During my time in El Salvador, I actively managed the farm with my father. We implemented several farming best practices that are still in place today, including the use of compost and organic foliar sprays made from locally sourced materials such as coffee pulp, chicken manure, rice bran, rock dust, ground charcoal, local soil microorganisms, and molasses. We use around 4 tons of compost each year, and I would like to use even more if possible.
We employ a permanent staff of 25 to 30 people and, during the harvest season, this number increases to around 75. In 2013, we began a major renovation of the plantation, which is still ongoing (we have only 12 acres left to replant). We have also diversified our plant stock significantly, which now includes the Pacamara variety of the Arabica family among others.
So what are Pacamara beans? Let's start by saying that not all Arabica coffee is the same. There are several varieties or cultivars in existence which are mainly natural mutations of heirloom varieties. Two such mutations are the parents of the Pacamara bean.
The name Pacamara comes from combining the name of the parents' variety (Pacas and Mara). Pacas variety, a dwarf mutation of the high-yielding Bourbon type, was found in a farm in El Salvador owned by the Pacas family, hence its name. The other parent variety is the Maragogype, which comes from Typica variety that produces large beans and grows very tall.
I decided to plant this variety in 2014 after noticing the quality of the cup produced by Pacamaras from neighbouring farms. I managed to obtain some seeds of the red variety, and through some connections, I was lucky to obtain seeds of the rare yellow variety from Nicaragua as well. I selected a special 6-acre lot on the highest part of the farm, ranging from 1,250 to 1,350 meters above sea level, to plant the Pacamara. After three years of finding and sprouting the seeds, we planted the lot in 2017 with one-half of the area of red Pacamara beans and the other half with yellow Pacamara. Since then, we have pampered and cared for these plants on the farm, while waiting patiently to try our harvest which, finally this year, we got to enjoy, and it passed with flying colours. Our aim for next year is to bring two micro-lots, one red and another yellow, in order to have both available for our clients to taste and compare.
So there you have it. The Pacamara beans have taken about six years to finally make it to Calgary.
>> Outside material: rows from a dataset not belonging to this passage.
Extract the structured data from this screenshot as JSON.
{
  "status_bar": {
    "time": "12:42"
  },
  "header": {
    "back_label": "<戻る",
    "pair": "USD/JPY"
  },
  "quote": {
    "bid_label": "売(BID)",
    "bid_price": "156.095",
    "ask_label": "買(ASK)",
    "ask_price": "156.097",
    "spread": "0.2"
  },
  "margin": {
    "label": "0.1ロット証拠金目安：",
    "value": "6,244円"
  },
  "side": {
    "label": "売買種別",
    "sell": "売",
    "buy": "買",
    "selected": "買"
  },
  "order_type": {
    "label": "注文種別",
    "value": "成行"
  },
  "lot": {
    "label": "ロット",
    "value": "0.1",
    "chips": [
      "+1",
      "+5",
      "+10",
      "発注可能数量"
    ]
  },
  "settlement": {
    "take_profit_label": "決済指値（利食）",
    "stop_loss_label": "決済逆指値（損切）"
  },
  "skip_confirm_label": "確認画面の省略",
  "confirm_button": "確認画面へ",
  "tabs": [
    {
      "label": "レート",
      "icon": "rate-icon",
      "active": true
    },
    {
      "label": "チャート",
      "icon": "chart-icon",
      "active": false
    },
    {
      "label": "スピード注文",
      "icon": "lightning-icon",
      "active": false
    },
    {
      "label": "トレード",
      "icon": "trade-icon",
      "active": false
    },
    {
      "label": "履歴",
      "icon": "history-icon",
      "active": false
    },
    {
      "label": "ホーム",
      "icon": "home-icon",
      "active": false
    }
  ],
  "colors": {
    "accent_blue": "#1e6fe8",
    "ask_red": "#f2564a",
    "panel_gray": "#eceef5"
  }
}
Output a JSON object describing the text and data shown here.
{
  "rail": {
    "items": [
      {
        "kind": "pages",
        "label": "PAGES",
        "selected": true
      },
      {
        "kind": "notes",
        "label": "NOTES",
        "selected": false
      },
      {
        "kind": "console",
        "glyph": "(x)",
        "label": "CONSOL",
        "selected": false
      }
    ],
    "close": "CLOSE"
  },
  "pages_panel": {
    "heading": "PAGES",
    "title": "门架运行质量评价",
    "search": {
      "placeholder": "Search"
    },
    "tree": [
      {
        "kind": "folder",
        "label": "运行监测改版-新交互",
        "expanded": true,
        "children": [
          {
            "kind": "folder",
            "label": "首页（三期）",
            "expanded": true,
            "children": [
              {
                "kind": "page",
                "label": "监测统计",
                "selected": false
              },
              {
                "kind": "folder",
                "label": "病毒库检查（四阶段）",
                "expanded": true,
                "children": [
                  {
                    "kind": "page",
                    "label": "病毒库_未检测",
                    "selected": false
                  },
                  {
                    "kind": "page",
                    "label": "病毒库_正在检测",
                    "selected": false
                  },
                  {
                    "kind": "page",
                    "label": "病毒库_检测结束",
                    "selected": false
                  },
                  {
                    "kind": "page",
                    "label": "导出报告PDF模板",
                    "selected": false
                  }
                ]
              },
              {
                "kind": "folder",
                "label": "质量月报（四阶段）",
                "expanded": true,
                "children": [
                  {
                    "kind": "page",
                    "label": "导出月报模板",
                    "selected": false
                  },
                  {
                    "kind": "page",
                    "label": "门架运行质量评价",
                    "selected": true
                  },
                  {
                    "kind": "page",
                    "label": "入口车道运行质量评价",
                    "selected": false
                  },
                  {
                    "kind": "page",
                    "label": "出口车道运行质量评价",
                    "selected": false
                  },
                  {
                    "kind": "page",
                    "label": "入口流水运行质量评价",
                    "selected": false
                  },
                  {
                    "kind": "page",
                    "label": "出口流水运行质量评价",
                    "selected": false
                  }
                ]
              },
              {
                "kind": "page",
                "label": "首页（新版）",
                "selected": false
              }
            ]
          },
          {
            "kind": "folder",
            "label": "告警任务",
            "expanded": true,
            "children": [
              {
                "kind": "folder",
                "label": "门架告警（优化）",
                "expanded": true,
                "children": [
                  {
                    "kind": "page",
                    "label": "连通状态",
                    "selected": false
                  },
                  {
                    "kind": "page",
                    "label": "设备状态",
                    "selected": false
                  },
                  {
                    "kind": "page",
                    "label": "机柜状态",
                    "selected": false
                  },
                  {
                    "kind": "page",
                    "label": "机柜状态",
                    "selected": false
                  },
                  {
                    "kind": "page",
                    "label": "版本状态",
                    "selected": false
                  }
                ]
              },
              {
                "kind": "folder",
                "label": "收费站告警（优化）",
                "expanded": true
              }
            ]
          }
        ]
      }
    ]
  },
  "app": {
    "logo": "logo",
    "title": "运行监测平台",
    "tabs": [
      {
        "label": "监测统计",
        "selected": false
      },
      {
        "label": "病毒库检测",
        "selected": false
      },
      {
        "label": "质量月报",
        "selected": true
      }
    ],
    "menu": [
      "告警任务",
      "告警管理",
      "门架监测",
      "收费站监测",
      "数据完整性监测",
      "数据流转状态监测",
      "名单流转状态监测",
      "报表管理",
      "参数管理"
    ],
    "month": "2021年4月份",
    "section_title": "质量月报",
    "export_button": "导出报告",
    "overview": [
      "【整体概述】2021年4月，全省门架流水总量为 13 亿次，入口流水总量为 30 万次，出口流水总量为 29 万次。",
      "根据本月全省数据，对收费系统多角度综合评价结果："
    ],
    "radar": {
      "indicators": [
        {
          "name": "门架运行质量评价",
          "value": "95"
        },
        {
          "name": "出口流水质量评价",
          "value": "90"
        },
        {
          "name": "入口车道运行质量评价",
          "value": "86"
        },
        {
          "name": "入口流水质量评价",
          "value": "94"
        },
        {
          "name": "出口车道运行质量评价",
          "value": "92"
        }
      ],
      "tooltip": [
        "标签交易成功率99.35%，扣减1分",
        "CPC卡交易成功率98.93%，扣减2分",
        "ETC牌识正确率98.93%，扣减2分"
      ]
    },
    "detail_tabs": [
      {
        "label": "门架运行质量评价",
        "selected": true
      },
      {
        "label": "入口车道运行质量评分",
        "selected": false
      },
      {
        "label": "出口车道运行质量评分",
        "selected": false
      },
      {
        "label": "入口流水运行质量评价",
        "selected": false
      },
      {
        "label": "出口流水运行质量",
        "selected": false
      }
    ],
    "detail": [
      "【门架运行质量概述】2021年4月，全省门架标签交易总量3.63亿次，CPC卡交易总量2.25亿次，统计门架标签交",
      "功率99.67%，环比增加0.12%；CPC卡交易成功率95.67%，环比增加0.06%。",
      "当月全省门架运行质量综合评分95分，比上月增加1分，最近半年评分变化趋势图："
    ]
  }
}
This coffee has a special place in my heart, I hope you enjoy it and, perhaps, make it a staple in your home.
From our farm to your cup,